A graduate cum laude from Dunbarton College of the Holy Cross, Michaela Murphy Odone was granted both a French government and a Fulbright scholarship to study at the University of Grenoble (France) and to teach English at a local lycée. In 1966 she made the list of Outstanding Young Women of America. Michaela had an important role both in developing Lorenzo’s Oil and in setting up The Myelin Project. But one of her major feats was undoubtedly to have kept Lorenzo alive and in good health all these years. She did this by focusing almost exclusively on his care. Giving up all forms of entertainment, she mastered every aspect of the disease—neurological, metabolic, and endocrinological.

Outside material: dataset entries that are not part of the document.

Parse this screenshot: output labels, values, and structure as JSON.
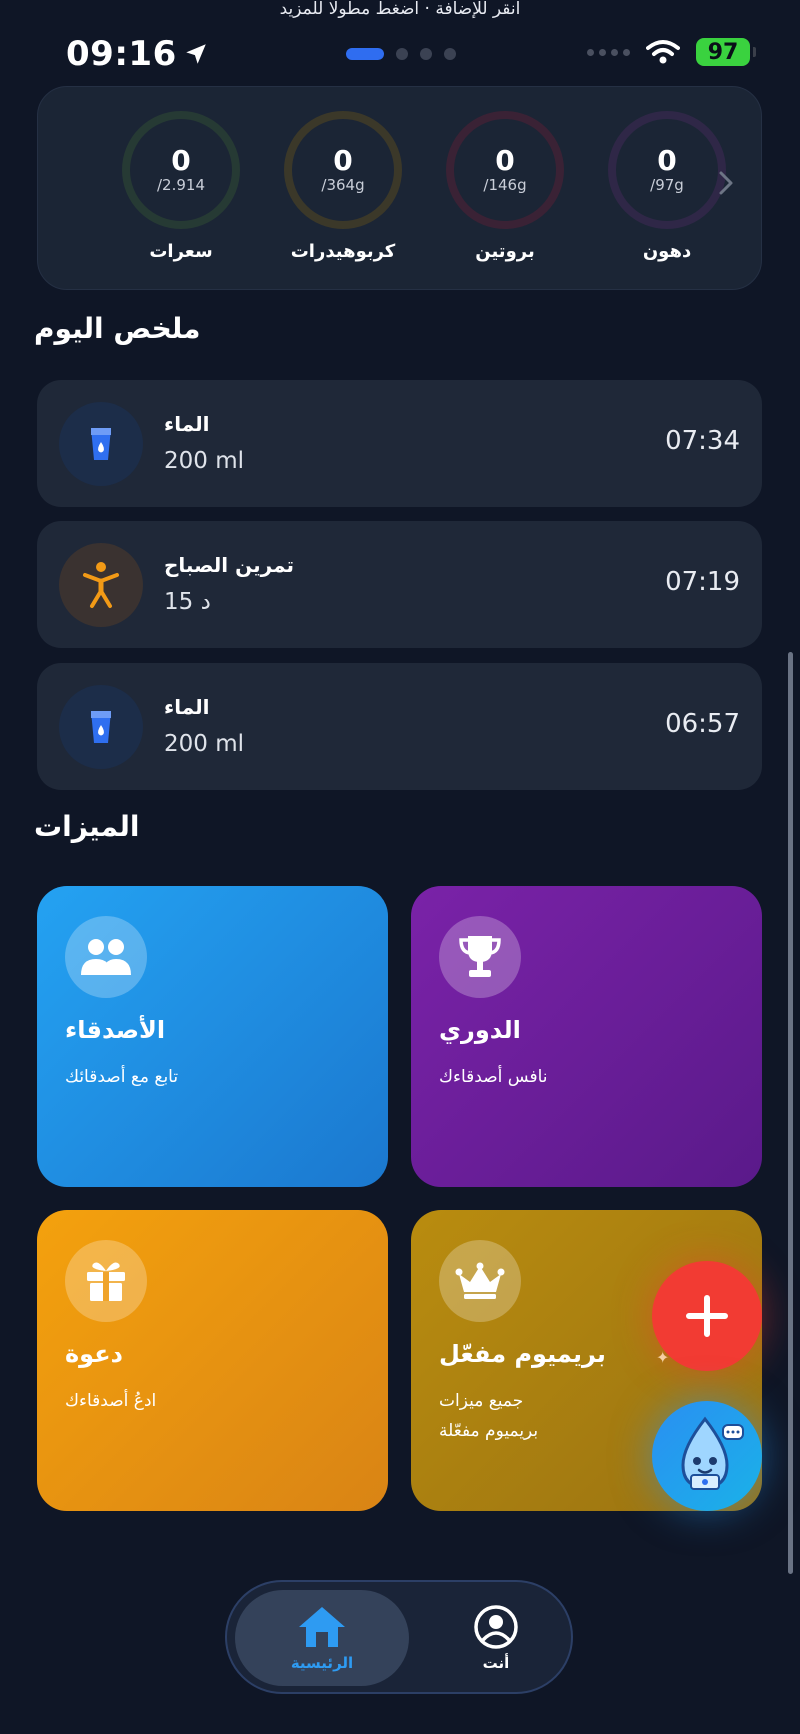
{
  "status_bar": {
    "hint": "انقر للإضافة · اضغط مطولا للمزيد",
    "time": "09:16",
    "battery": "97"
  },
  "macros": {
    "items": [
      {
        "value": "0",
        "goal": "/2.914",
        "label": "سعرات",
        "color": "#2b3a33"
      },
      {
        "value": "0",
        "goal": "/364g",
        "label": "كربوهيدرات",
        "color": "#3f3b2c"
      },
      {
        "value": "0",
        "goal": "/146g",
        "label": "بروتين",
        "color": "#3f2638"
      },
      {
        "value": "0",
        "goal": "/97g",
        "label": "دهون",
        "color": "#322a4c"
      }
    ]
  },
  "summary": {
    "title": "ملخص اليوم",
    "entries": [
      {
        "name": "الماء",
        "detail": "200 ml",
        "time": "07:34",
        "icon": "water-glass-icon"
      },
      {
        "name": "تمرين الصباح",
        "detail": "15 د",
        "time": "07:19",
        "icon": "exercise-person-icon"
      },
      {
        "name": "الماء",
        "detail": "200 ml",
        "time": "06:57",
        "icon": "water-glass-icon"
      }
    ]
  },
  "features": {
    "title": "الميزات",
    "friends": {
      "title": "الأصدقاء",
      "subtitle": "تابع مع أصدقائك"
    },
    "league": {
      "title": "الدوري",
      "subtitle": "نافس أصدقاءك"
    },
    "invite": {
      "title": "دعوة",
      "subtitle": "ادعُ أصدقاءك"
    },
    "premium": {
      "title": "بريميوم مفعّل",
      "subtitle": "جميع ميزات بريميوم مفعّلة"
    }
  },
  "nav": {
    "home": "الرئيسية",
    "you": "أنت"
  }
}
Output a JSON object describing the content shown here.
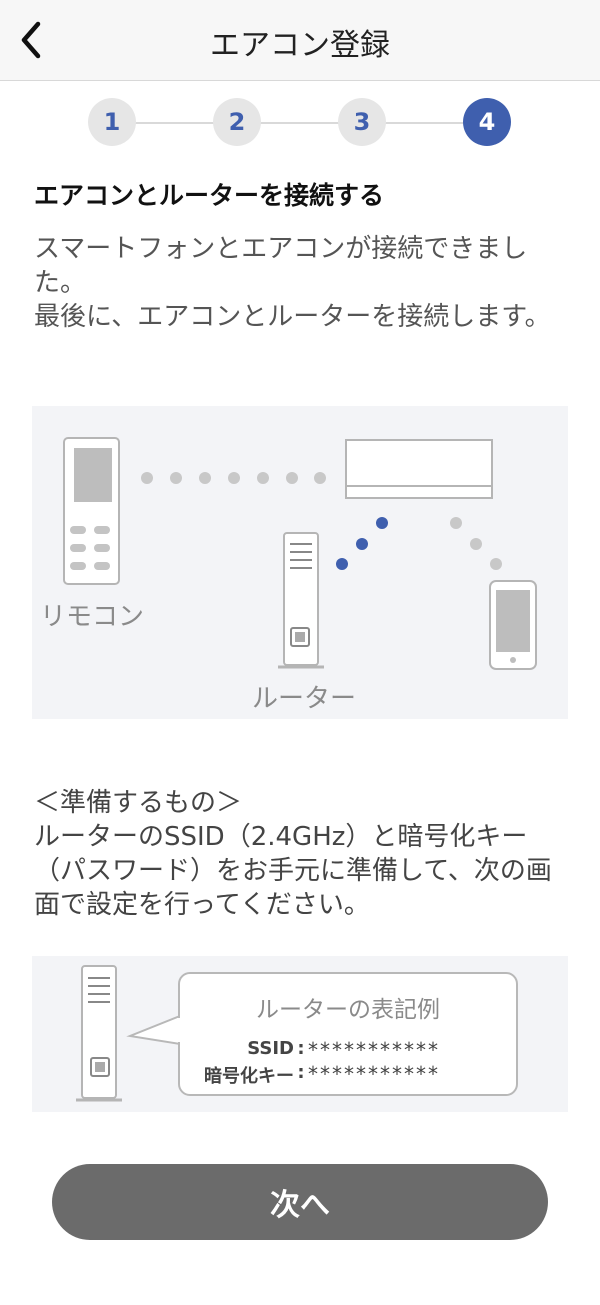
{
  "header": {
    "title": "エアコン登録",
    "back_icon": "chevron-left-icon"
  },
  "steps": {
    "items": [
      "1",
      "2",
      "3",
      "4"
    ],
    "active": "4",
    "active_color": "#3f5fae"
  },
  "heading": "エアコンとルーターを接続する",
  "description": {
    "line1": "スマートフォンとエアコンが接続できました。",
    "line2": "最後に、エアコンとルーターを接続します。"
  },
  "diagram1": {
    "remote_label": "リモコン",
    "router_label": "ルーター"
  },
  "preparation": {
    "title": "＜準備するもの＞",
    "body": "ルーターのSSID（2.4GHz）と暗号化キー（パスワード）をお手元に準備して、次の画面で設定を行ってください。"
  },
  "diagram2": {
    "bubble_title": "ルーターの表記例",
    "ssid_label": "SSID",
    "ssid_value": "***********",
    "key_label": "暗号化キー",
    "key_value": "***********",
    "separator": ":"
  },
  "next_button": "次へ"
}
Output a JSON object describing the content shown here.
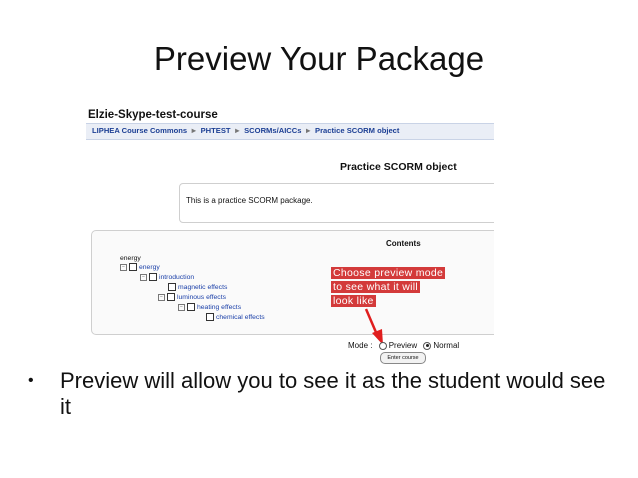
{
  "slide": {
    "title": "Preview Your Package",
    "bullet": "Preview will allow you to see it as the student would see it"
  },
  "screenshot": {
    "course_name": "Elzie-Skype-test-course",
    "breadcrumbs": [
      "LIPHEA Course Commons",
      "PHTEST",
      "SCORMs/AICCs",
      "Practice SCORM object"
    ],
    "breadcrumb_separator": "►",
    "object_title": "Practice SCORM object",
    "intro_text": "This is a practice SCORM package.",
    "contents_label": "Contents",
    "toc": {
      "root": "energy",
      "energy": "energy",
      "introduction": "introduction",
      "magnetic_effects": "magnetic effects",
      "luminous_effects": "luminous effects",
      "heating_effects": "heating effects",
      "chemical_effects": "chemical effects"
    },
    "callout_lines": [
      "Choose preview mode",
      "to see what it will",
      "look like"
    ],
    "callout_color": "#d33a3a",
    "mode_label": "Mode :",
    "mode_options": [
      {
        "label": "Preview",
        "selected": false
      },
      {
        "label": "Normal",
        "selected": true
      }
    ],
    "enter_button": "Enter course"
  }
}
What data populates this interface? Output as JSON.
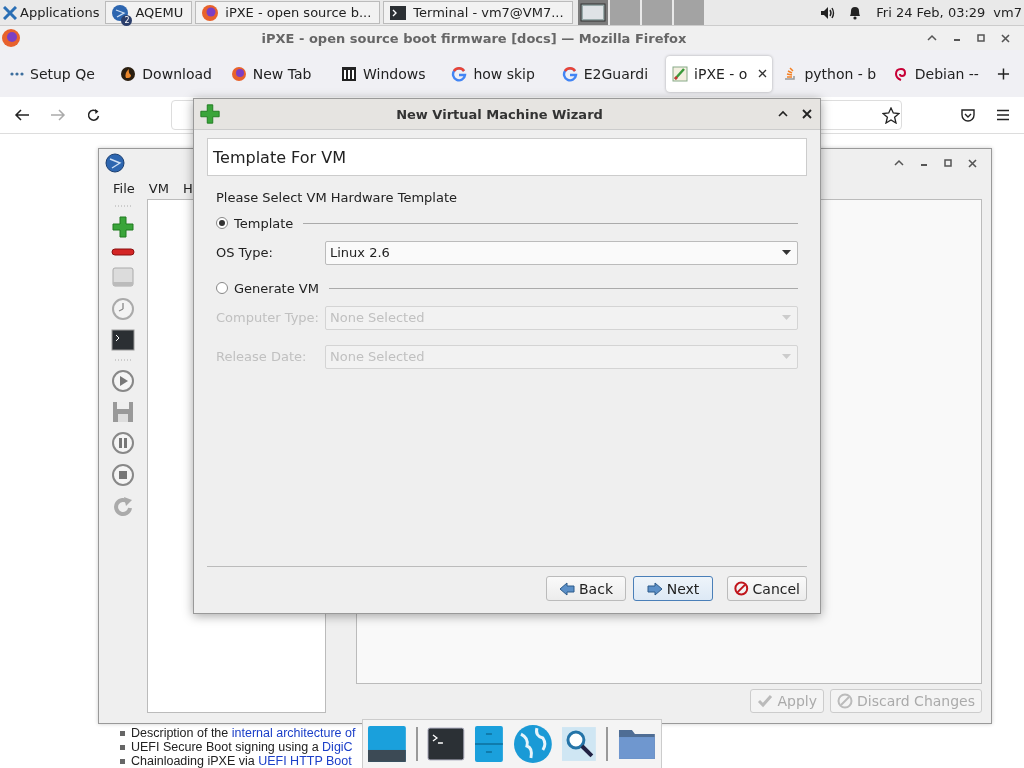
{
  "top_panel": {
    "menu_label": "Applications",
    "tasks": [
      {
        "label": "AQEMU",
        "badge": "2"
      },
      {
        "label": "iPXE - open source b..."
      },
      {
        "label": "Terminal - vm7@VM7..."
      }
    ],
    "clock": "Fri 24 Feb, 03:29",
    "user": "vm7"
  },
  "browser": {
    "title": "iPXE - open source boot firmware [docs] — Mozilla Firefox",
    "tabs": [
      {
        "label": "Setup Qe",
        "selected": false
      },
      {
        "label": "Download",
        "selected": false
      },
      {
        "label": "New Tab",
        "selected": false
      },
      {
        "label": "Windows",
        "selected": false
      },
      {
        "label": "how skip",
        "selected": false
      },
      {
        "label": "E2Guardi",
        "selected": false
      },
      {
        "label": "iPXE - o",
        "selected": true
      },
      {
        "label": "python - b",
        "selected": false
      },
      {
        "label": "Debian --",
        "selected": false
      }
    ],
    "page_list": [
      {
        "text": "Description of the ",
        "link": "internal architecture of"
      },
      {
        "text": "UEFI Secure Boot signing using a ",
        "link": "DigiC"
      },
      {
        "text": "Chainloading iPXE via ",
        "link": "UEFI HTTP Boot"
      }
    ]
  },
  "aqemu": {
    "menu": [
      {
        "label": "File"
      },
      {
        "label": "VM"
      },
      {
        "label": "H"
      }
    ],
    "buttons": [
      {
        "label": "Apply",
        "disabled": true
      },
      {
        "label": "Discard Changes",
        "disabled": true
      }
    ]
  },
  "wizard": {
    "title": "New Virtual Machine Wizard",
    "heading": "Template For VM",
    "prompt": "Please Select VM Hardware Template",
    "groups": [
      {
        "label": "Template",
        "selected": true,
        "fields": [
          {
            "label": "OS Type:",
            "value": "Linux 2.6",
            "disabled": false
          }
        ]
      },
      {
        "label": "Generate VM",
        "selected": false,
        "fields": [
          {
            "label": "Computer Type:",
            "value": "None Selected",
            "disabled": true
          },
          {
            "label": "Release Date:",
            "value": "None Selected",
            "disabled": true
          }
        ]
      }
    ],
    "buttons": [
      {
        "label": "Back",
        "default": false
      },
      {
        "label": "Next",
        "default": true
      },
      {
        "label": "Cancel",
        "default": false
      }
    ]
  }
}
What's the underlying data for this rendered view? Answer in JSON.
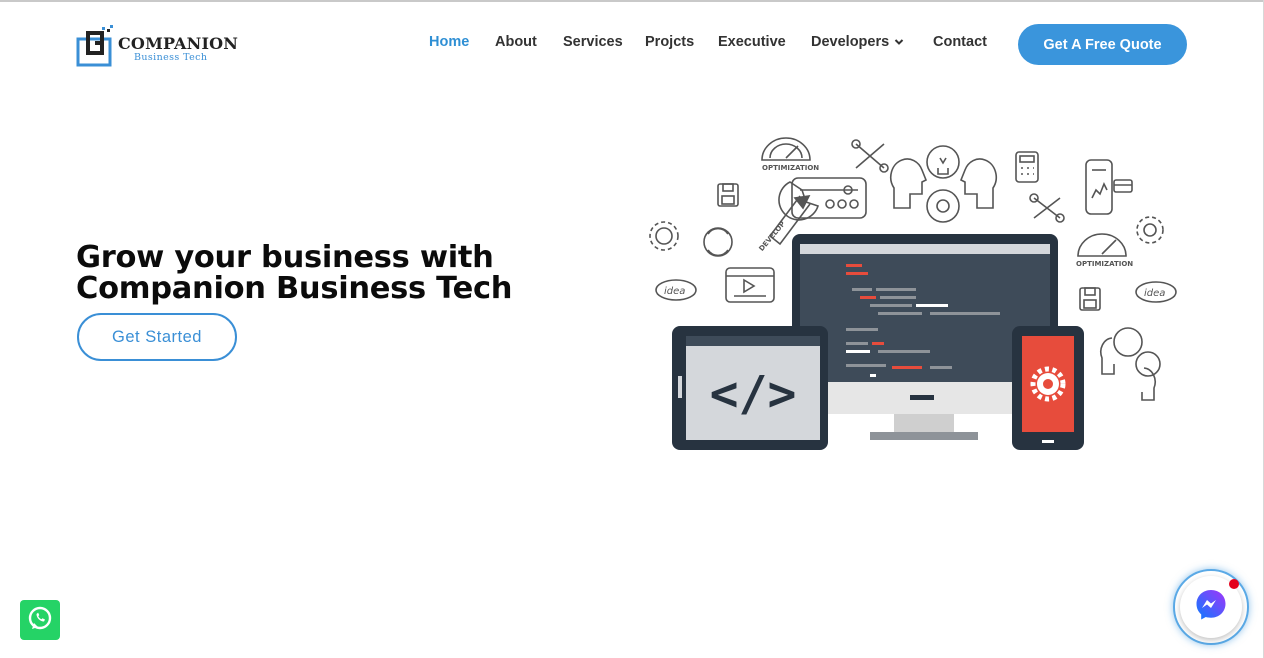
{
  "brand": {
    "name": "COMPANION",
    "tagline": "Business Tech"
  },
  "nav": {
    "items": [
      {
        "label": "Home",
        "active": true
      },
      {
        "label": "About",
        "active": false
      },
      {
        "label": "Services",
        "active": false
      },
      {
        "label": "Projcts",
        "active": false
      },
      {
        "label": "Executive",
        "active": false
      },
      {
        "label": "Developers",
        "active": false,
        "has_dropdown": true
      },
      {
        "label": "Contact",
        "active": false
      }
    ],
    "cta_label": "Get A Free Quote"
  },
  "hero": {
    "title_line1": "Grow your business with",
    "title_line2": "Companion Business Tech",
    "button_label": "Get Started"
  },
  "illustration": {
    "labels": {
      "optimization": "OPTIMIZATION",
      "develop": "DEVELOP",
      "idea": "idea"
    },
    "code_glyph": "</>"
  },
  "floating": {
    "whatsapp_icon": "whatsapp-icon",
    "messenger_icon": "messenger-icon",
    "notification": true
  },
  "colors": {
    "accent": "#3a95dc",
    "active_nav": "#2f8fd4",
    "nav_text": "#333333",
    "monitor_screen": "#3e4b59",
    "phone_screen": "#e74c3c",
    "whatsapp": "#25d366",
    "notification_dot": "#e4001b"
  }
}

The care plan she wrote was praised by all doctors who knew the case. For sixteen long years she spent interminable hours at Lorenzo’s bedside, day in and day out. Her passionate caring for Lorenzo, however, did not prevent her from answering the constant flow of questions from desperate ALD mothers all over the world. Michaela had a history of helping people in their moments of need, especially the poor and disadvantaged. During her years in the Comoros, the French-speaking island nation in the Indian Ocean, she ran an informal clinic, distributing medicines donated by charitable U.S. organizations.
With her impeccable French, she helped Augusto write the Economic Plan of the Comoros, which Augusto had been assigned to draw up under a United Nations-financed, Bank-executed project. In later years, she conceived a poem about Lorenzo and sent it to Phil Collins. He immediately wrote back asking her not to give her lyrics to anyone else because he wanted to put music to them. Phil kept his word and now the song “Lorenzo” is part of his 1996 album, “Dance into the Light.”
For her devotion to Lorenzo, Michaela was sometimes referred to as a “tiger mother.” But the word “hero” is what defines her best. Her courage, dedication, and drive had an impact not only on Lorenzo’s life but also on the lives of so very many children and their families around the world. With her delicate beauty, natural elegance, and remarkable blend of spirituality and human warmth. At Michaela’s wake in her native Yonkers, New York, an often-repeated phrase was, “They don’t make them like Michaela any more. Her husband Augusto once said that, “If during her earthly life Michaela touched the lives of countless people, her legacy of commitment, love, and compassion will continue to be an inspiration to parents of sick children for years to come.”